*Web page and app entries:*
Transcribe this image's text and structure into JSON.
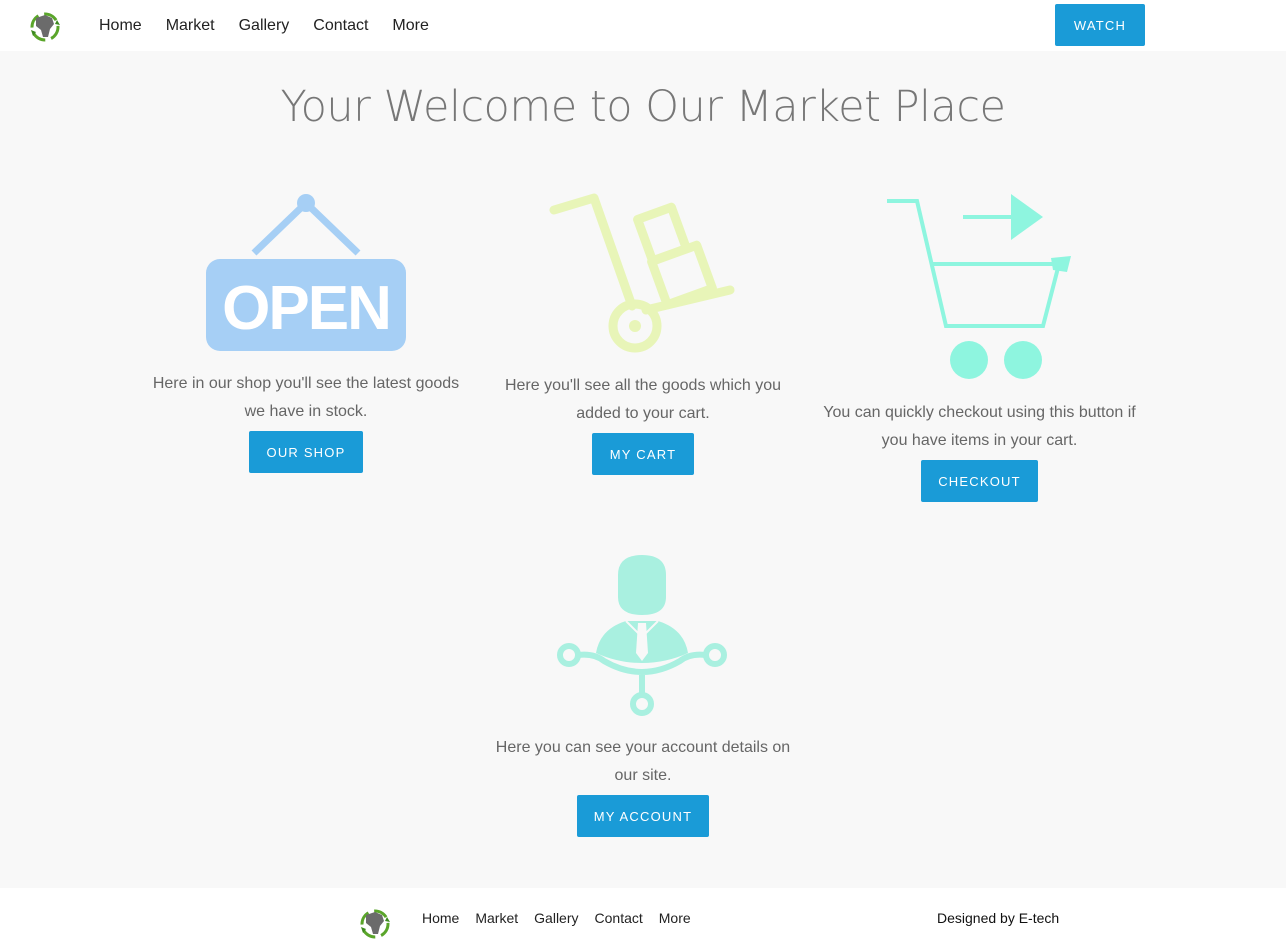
{
  "header": {
    "nav": [
      "Home",
      "Market",
      "Gallery",
      "Contact",
      "More"
    ],
    "watch_label": "WATCH"
  },
  "hero": {
    "title": "Your Welcome to Our Market Place"
  },
  "features": [
    {
      "icon": "open-sign-icon",
      "color": "#a6cff5",
      "sign_text": "OPEN",
      "description": "Here in our shop you'll see the latest goods we have in stock.",
      "button": "OUR SHOP"
    },
    {
      "icon": "hand-truck-icon",
      "color": "#e8f5b8",
      "description": "Here you'll see all the goods which you added to your cart.",
      "button": "MY CART"
    },
    {
      "icon": "cart-checkout-icon",
      "color": "#8ef5df",
      "description": "You can quickly checkout using this button if you have items in your cart.",
      "button": "CHECKOUT"
    },
    {
      "icon": "account-user-icon",
      "color": "#a9f0e0",
      "description": "Here you can see your account details on our site.",
      "button": "MY ACCOUNT"
    }
  ],
  "footer": {
    "nav": [
      "Home",
      "Market",
      "Gallery",
      "Contact",
      "More"
    ],
    "credit": "Designed by E-tech"
  },
  "colors": {
    "accent": "#1a9bd7",
    "background": "#f8f8f8",
    "bar": "#ffffff"
  }
}
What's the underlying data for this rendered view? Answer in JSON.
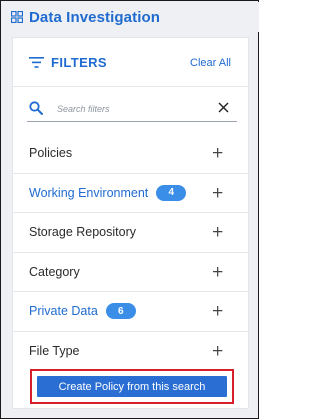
{
  "header": {
    "title": "Data Investigation",
    "icon": "grid-icon"
  },
  "filters": {
    "title": "FILTERS",
    "clear_label": "Clear All",
    "icon": "filter-lines-icon"
  },
  "search": {
    "placeholder": "Search filters",
    "value": "",
    "icon": "search-icon",
    "clear_icon": "close-icon"
  },
  "filter_items": [
    {
      "label": "Policies",
      "badge": "",
      "active": false
    },
    {
      "label": "Working Environment",
      "badge": "4",
      "active": true
    },
    {
      "label": "Storage Repository",
      "badge": "",
      "active": false
    },
    {
      "label": "Category",
      "badge": "",
      "active": false
    },
    {
      "label": "Private Data",
      "badge": "6",
      "active": true
    },
    {
      "label": "File Type",
      "badge": "",
      "active": false
    }
  ],
  "expand_symbol": "+",
  "cta": {
    "label": "Create Policy from this search"
  },
  "colors": {
    "accent": "#1f6bd0",
    "badge": "#3b8ee8",
    "highlight": "#d8202a",
    "button": "#2a6ed3"
  }
}
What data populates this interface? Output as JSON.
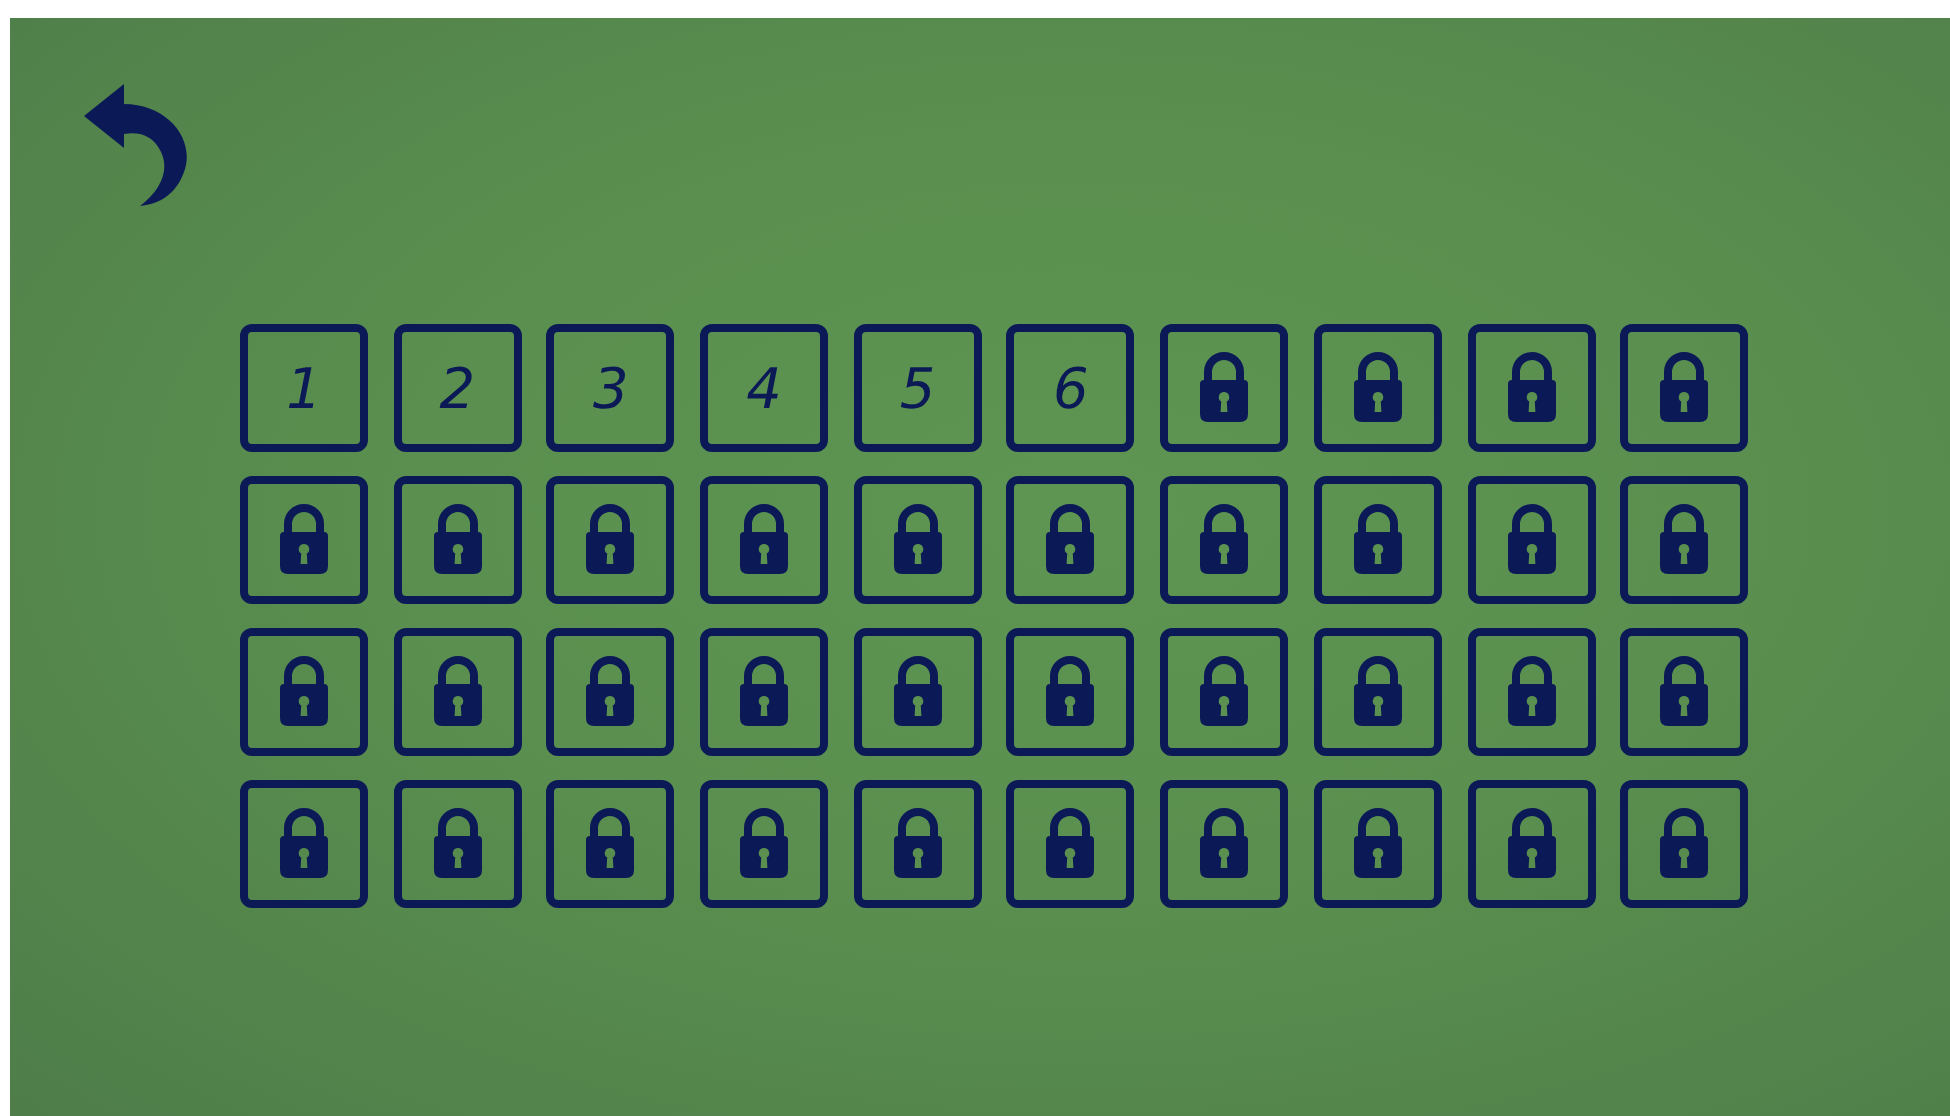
{
  "levels": [
    {
      "label": "1",
      "locked": false
    },
    {
      "label": "2",
      "locked": false
    },
    {
      "label": "3",
      "locked": false
    },
    {
      "label": "4",
      "locked": false
    },
    {
      "label": "5",
      "locked": false
    },
    {
      "label": "6",
      "locked": false
    },
    {
      "locked": true
    },
    {
      "locked": true
    },
    {
      "locked": true
    },
    {
      "locked": true
    },
    {
      "locked": true
    },
    {
      "locked": true
    },
    {
      "locked": true
    },
    {
      "locked": true
    },
    {
      "locked": true
    },
    {
      "locked": true
    },
    {
      "locked": true
    },
    {
      "locked": true
    },
    {
      "locked": true
    },
    {
      "locked": true
    },
    {
      "locked": true
    },
    {
      "locked": true
    },
    {
      "locked": true
    },
    {
      "locked": true
    },
    {
      "locked": true
    },
    {
      "locked": true
    },
    {
      "locked": true
    },
    {
      "locked": true
    },
    {
      "locked": true
    },
    {
      "locked": true
    },
    {
      "locked": true
    },
    {
      "locked": true
    },
    {
      "locked": true
    },
    {
      "locked": true
    },
    {
      "locked": true
    },
    {
      "locked": true
    },
    {
      "locked": true
    },
    {
      "locked": true
    },
    {
      "locked": true
    },
    {
      "locked": true
    }
  ]
}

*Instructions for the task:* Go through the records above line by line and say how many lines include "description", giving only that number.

*Answer section:* 4